Lack of faith is a good thing. How can you be wrong for not believing something without any evidence to back it up?
If you have to have faith to believe that an old rag has an impression of some dead bloke on it is actually 1200 years older than it is, then you can easily replace the word faith with gullible.
And what question do you have about stigmata? How many confirmed instances have you seen?
What is it about these two things that make you want to believe in a god?
A TV commercial. The main character, a woman, says to her BFF, "No, sorry, I can't go to the gym with you today."
BFF: It's your stigmata again, isn't it?
Woman: I just don't feel in control!
BFF: Have you tried Stigmex? I read an article that it really works!
Voiceover (an authoritative male, of course): In clinical trials, Stigmex reduced or eliminated unsightly stigmata in over sixty percent of the cases!
Cut to Woman, happily riding a bike in a skimpy outfit. "Thanks to Stigmex, I've got my life back again!"
The words miracle and magic share the same meaning, That is something that takes place outside the laws of physics. If something is outside the laws of physics it by definition is not real.
As humans we naturally are inclined to assign agency to any thing we do not understand. It is also known as the "god of the gaps fallacy. "I don't know,therefore God."

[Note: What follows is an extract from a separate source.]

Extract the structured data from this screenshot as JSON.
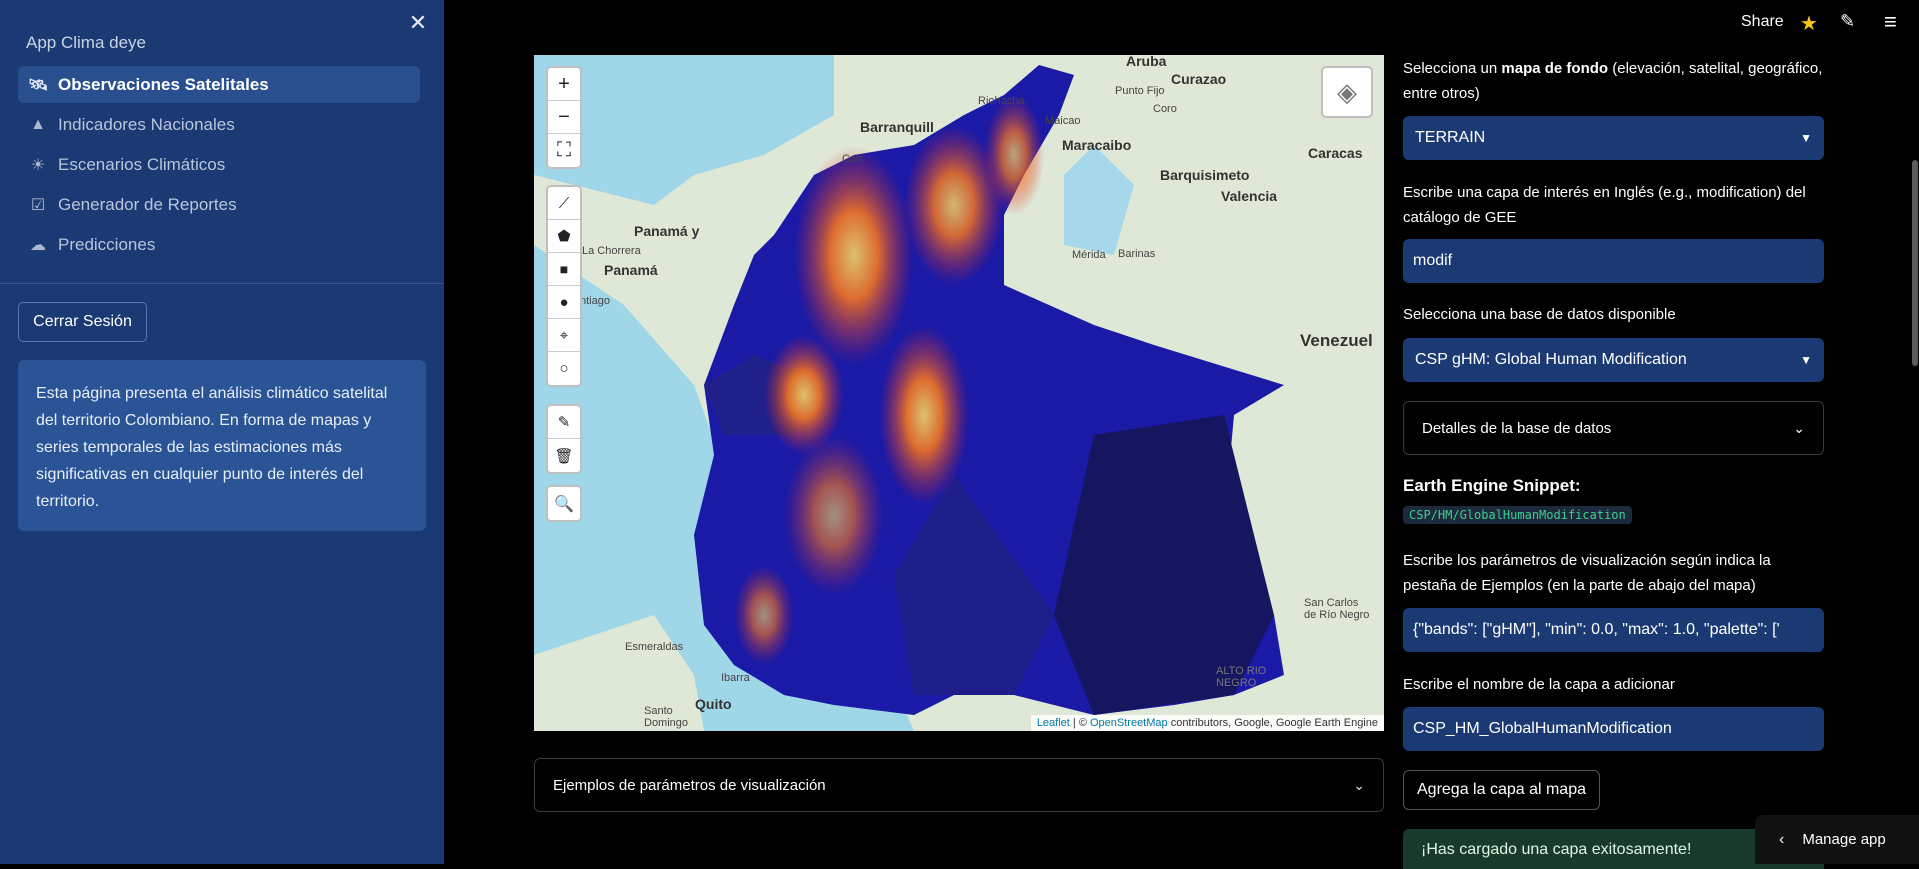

The shroud of Turin and Stigmata have in no way been proven by science to have any validity concerning the claims of believers. Their mystery is really just hype propagated by believers. Let's say that science for some reason seemed the validate the claims but we still did not know their origins. Would it actually mean that they were supernatural? By definition the answer would be no. If it exist or has been created outside of natural means by magic it by is not real.
So what are we left with? We simply don;t know. It is perfectly fine to say I don't know. I don;t know the origins or the universe but I'm not going to pretend to know what I do not know and attribute it to a magic god in the sky.
I did see a really interesting documentary on how science has used modern technology to reveal the face and body of the person who was wrapped in the shroud of Turin. Amazing what forensic science can accomplish these days.
Was this person Jesus Christ? Who knows? But it is clear that the person who was wrapped in the shroud of Turin was tortured to death, and the wounds on the body match those described in the Bible. That's not really defining evidence one way or the other. Torture techniques used during that time period were probably pretty consistent.
why do people assume a mystical answer when they are confronting an unknown? thats why we are in this whole mess of deities within a religion in the first place.
It all started out as the "rules" (or whatever we want to call them) that existed in the little communities that were bound together by farming. We had shifted from nomadic hunter/gatherers grouped mostly as a small, immediate family to little farms with many family members and other families even ... spreading to the point of making the first villages. To live together they had a few rules that would inevitably arise as we were always accustomed to just familial closeness in the past.
This is where the doctrines that would eventually form religious beliefs first began - from the social interaction necessary at the shift from hunter/gatherers to farmers. If we'd left the stupid "assumed mysticism" out of it we'd have the history of a nice set of social documents that could refine future governance. Instead we taint it with "spiritual beliefs".